Every entry, start to finish, should be printed verbatim without pictures.

[Data to use Boundary: Start]

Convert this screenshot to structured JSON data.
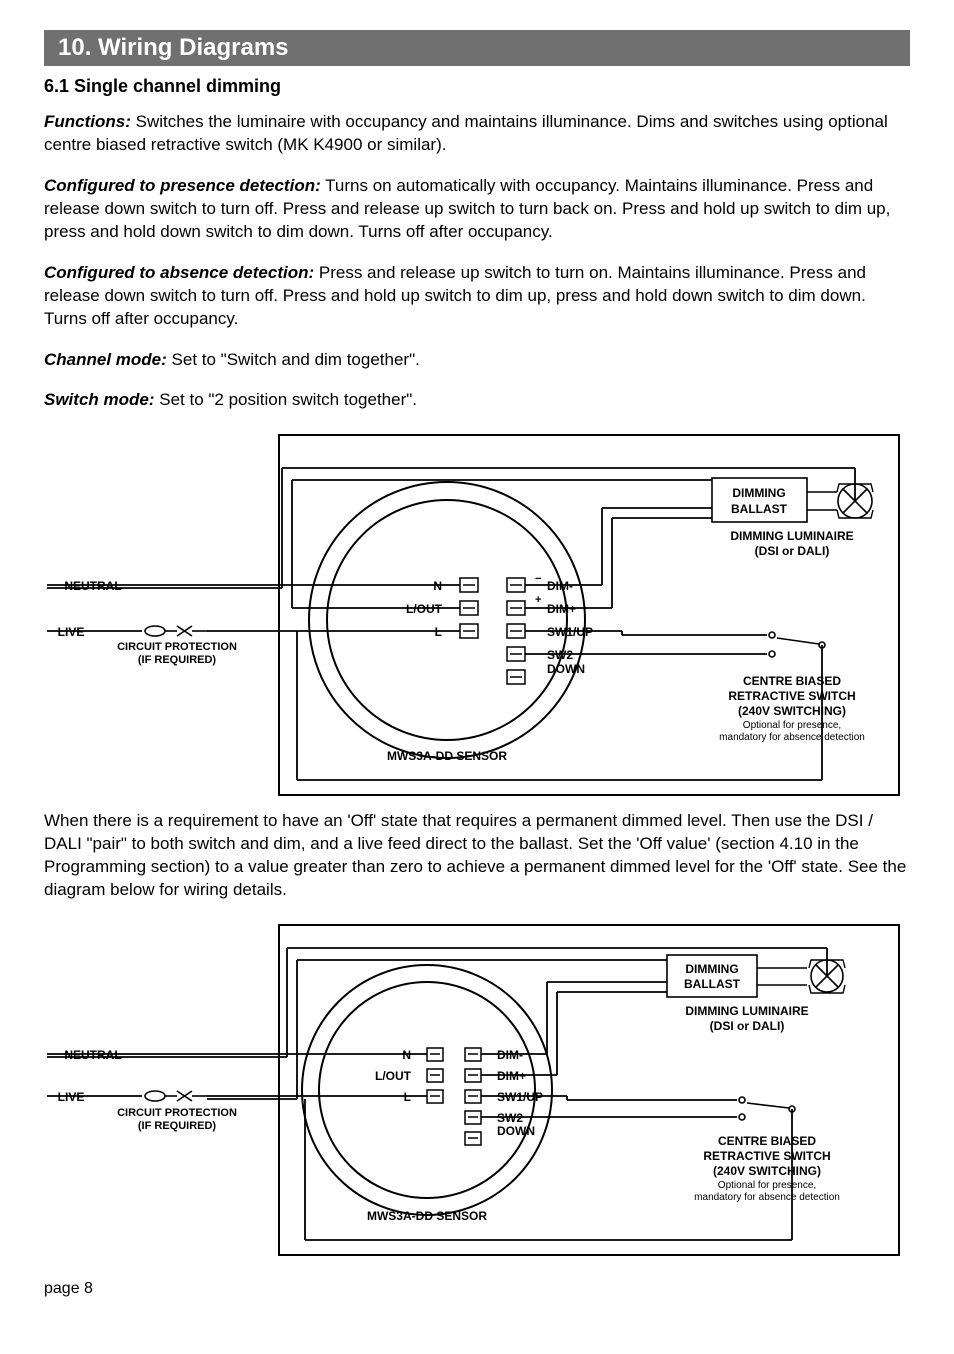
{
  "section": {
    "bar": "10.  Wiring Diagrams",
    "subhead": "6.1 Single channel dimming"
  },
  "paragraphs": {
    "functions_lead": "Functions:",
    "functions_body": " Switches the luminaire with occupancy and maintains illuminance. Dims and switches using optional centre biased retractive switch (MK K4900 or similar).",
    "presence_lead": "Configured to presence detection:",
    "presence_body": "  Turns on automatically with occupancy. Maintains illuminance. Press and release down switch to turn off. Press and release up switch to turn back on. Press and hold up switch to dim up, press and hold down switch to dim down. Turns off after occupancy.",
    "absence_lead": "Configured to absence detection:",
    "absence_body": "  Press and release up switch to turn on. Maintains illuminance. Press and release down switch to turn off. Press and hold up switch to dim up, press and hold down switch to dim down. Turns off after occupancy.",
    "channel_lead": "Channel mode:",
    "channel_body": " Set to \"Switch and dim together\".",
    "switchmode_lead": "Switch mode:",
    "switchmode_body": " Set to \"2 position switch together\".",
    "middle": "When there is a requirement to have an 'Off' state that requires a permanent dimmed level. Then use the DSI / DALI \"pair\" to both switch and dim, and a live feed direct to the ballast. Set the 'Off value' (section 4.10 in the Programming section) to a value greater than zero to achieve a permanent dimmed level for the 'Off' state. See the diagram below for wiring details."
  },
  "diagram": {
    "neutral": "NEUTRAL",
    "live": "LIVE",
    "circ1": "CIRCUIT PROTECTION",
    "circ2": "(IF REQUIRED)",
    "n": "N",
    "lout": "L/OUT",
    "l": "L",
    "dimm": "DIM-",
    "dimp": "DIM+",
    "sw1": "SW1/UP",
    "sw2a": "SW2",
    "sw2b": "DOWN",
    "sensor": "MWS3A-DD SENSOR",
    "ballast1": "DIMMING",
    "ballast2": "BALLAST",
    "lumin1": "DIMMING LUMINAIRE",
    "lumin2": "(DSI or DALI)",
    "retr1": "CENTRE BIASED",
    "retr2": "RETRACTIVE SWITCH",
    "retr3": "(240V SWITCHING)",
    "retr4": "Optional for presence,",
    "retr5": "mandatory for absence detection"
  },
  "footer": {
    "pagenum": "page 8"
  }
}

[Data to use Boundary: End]

## Result
Convert this screenshot to structured JSON data.
{
  "section": {
    "bar": "10.  Wiring Diagrams",
    "subhead": "6.1 Single channel dimming"
  },
  "paragraphs": {
    "functions_lead": "Functions:",
    "functions_body": " Switches the luminaire with occupancy and maintains illuminance. Dims and switches using optional centre biased retractive switch (MK K4900 or similar).",
    "presence_lead": "Configured to presence detection:",
    "presence_body": "  Turns on automatically with occupancy. Maintains illuminance. Press and release down switch to turn off. Press and release up switch to turn back on. Press and hold up switch to dim up, press and hold down switch to dim down. Turns off after occupancy.",
    "absence_lead": "Configured to absence detection:",
    "absence_body": "  Press and release up switch to turn on. Maintains illuminance. Press and release down switch to turn off. Press and hold up switch to dim up, press and hold down switch to dim down. Turns off after occupancy.",
    "channel_lead": "Channel mode:",
    "channel_body": " Set to \"Switch and dim together\".",
    "switchmode_lead": "Switch mode:",
    "switchmode_body": " Set to \"2 position switch together\".",
    "middle": "When there is a requirement to have an 'Off' state that requires a permanent dimmed level. Then use the DSI / DALI \"pair\" to both switch and dim, and a live feed direct to the ballast. Set the 'Off value' (section 4.10 in the Programming section) to a value greater than zero to achieve a permanent dimmed level for the 'Off' state. See the diagram below for wiring details."
  },
  "diagram": {
    "neutral": "NEUTRAL",
    "live": "LIVE",
    "circ1": "CIRCUIT PROTECTION",
    "circ2": "(IF REQUIRED)",
    "n": "N",
    "lout": "L/OUT",
    "l": "L",
    "dimm": "DIM-",
    "dimp": "DIM+",
    "sw1": "SW1/UP",
    "sw2a": "SW2",
    "sw2b": "DOWN",
    "sensor": "MWS3A-DD SENSOR",
    "ballast1": "DIMMING",
    "ballast2": "BALLAST",
    "lumin1": "DIMMING LUMINAIRE",
    "lumin2": "(DSI or DALI)",
    "retr1": "CENTRE BIASED",
    "retr2": "RETRACTIVE SWITCH",
    "retr3": "(240V SWITCHING)",
    "retr4": "Optional for presence,",
    "retr5": "mandatory for absence detection"
  },
  "footer": {
    "pagenum": "page 8"
  }
}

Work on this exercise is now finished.